In the entries that follow, find every line containing "label" and copy it.

[Page and application data records]
——————
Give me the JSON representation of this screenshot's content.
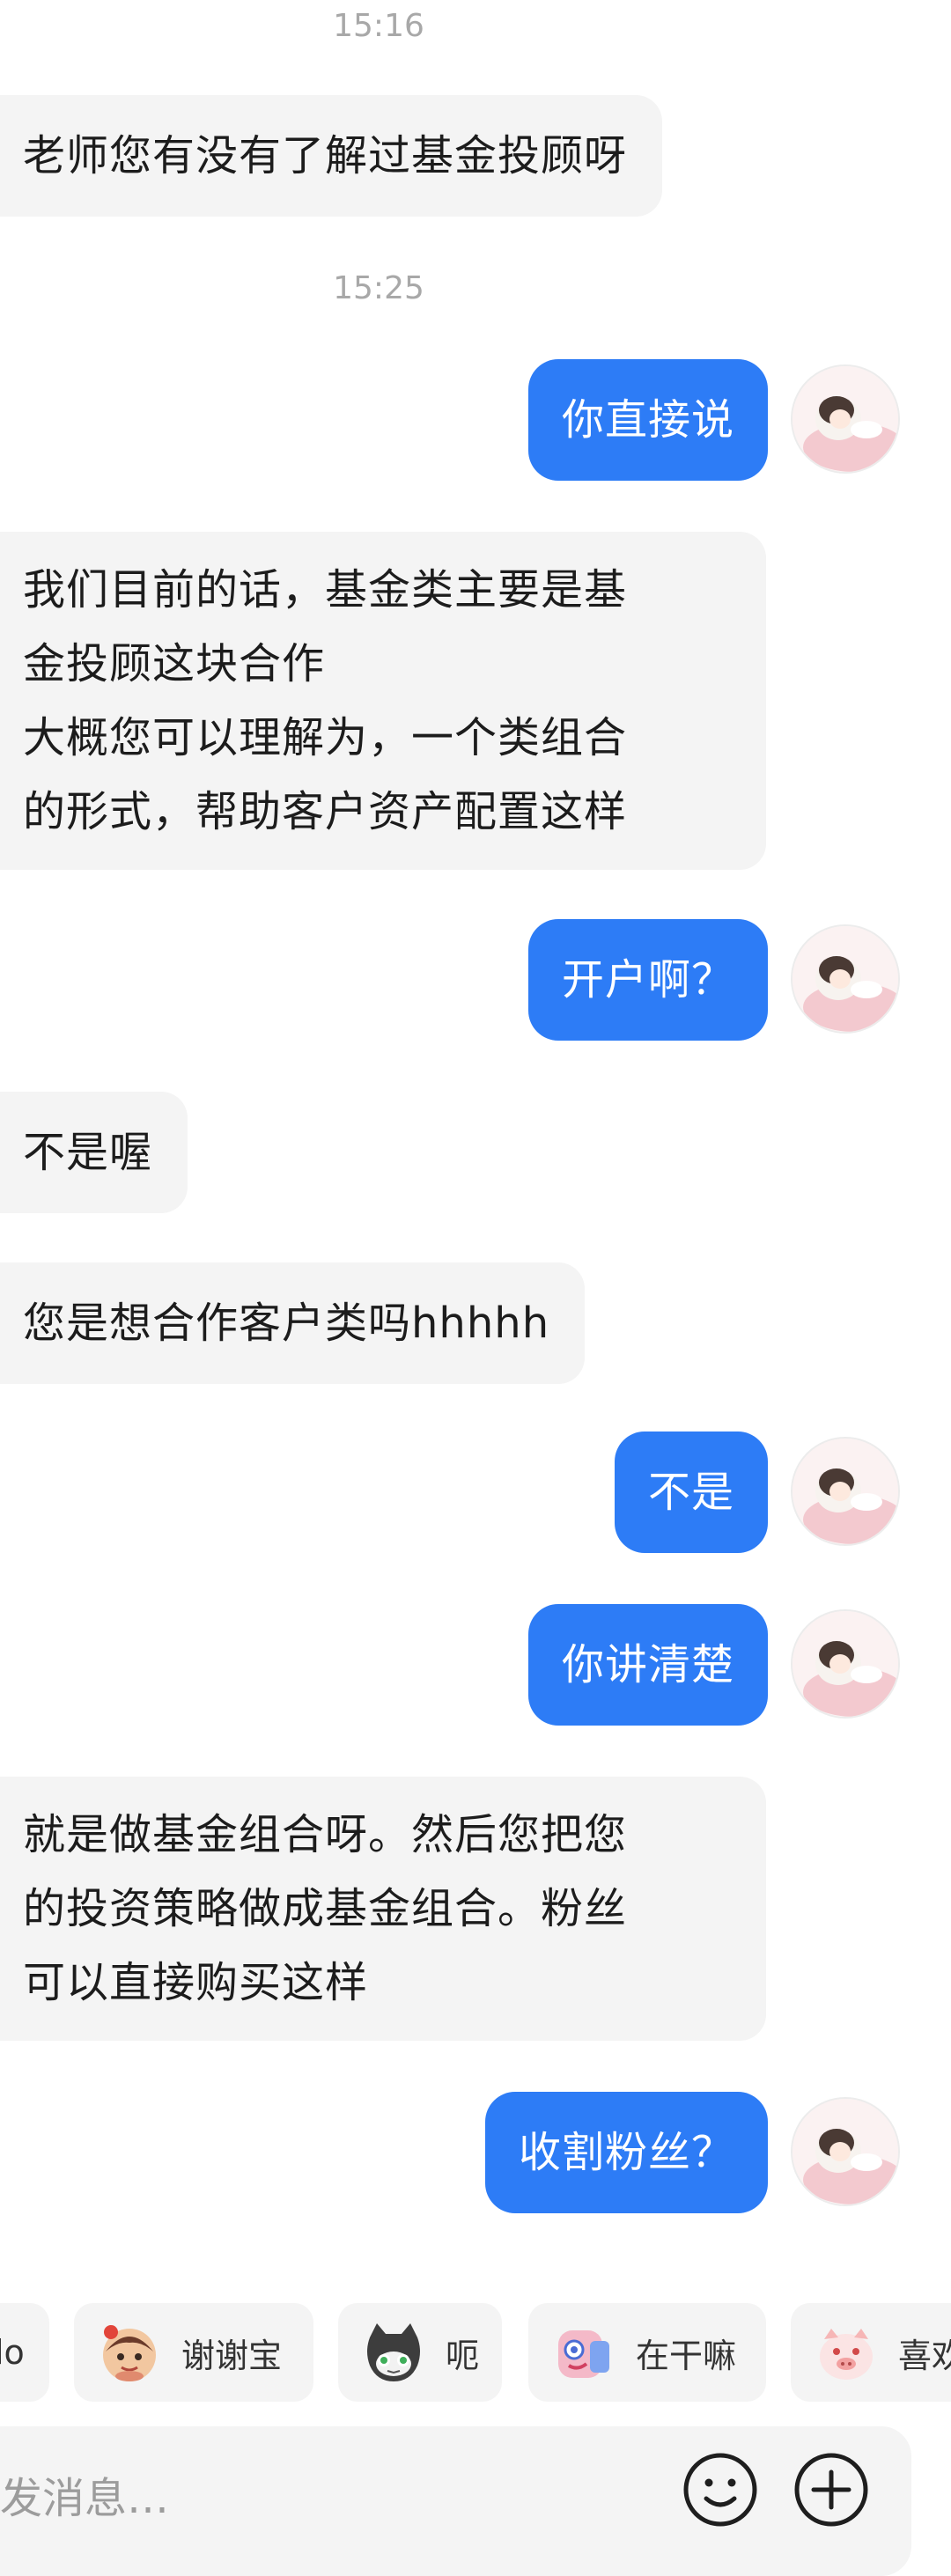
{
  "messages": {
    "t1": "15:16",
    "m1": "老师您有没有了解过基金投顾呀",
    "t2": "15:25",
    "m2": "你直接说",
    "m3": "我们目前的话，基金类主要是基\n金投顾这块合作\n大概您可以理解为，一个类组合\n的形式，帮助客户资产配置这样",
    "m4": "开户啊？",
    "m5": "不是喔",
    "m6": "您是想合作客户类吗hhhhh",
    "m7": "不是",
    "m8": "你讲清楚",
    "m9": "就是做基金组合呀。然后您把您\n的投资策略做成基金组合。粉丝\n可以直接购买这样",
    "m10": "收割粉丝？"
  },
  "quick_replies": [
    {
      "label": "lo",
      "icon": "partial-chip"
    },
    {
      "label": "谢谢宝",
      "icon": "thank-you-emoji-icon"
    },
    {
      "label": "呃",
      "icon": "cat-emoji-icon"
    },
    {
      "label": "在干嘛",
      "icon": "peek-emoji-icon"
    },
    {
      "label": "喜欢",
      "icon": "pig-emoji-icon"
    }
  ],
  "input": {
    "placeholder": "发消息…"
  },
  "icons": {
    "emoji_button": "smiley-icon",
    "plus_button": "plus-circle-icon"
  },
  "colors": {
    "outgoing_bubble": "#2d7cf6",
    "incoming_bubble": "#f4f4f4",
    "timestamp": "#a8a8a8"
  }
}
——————
RESULT OF THIS TASK
      "label": "lo",
      "label": "谢谢宝",
      "label": "呃",
      "label": "在干嘛",
      "label": "喜欢",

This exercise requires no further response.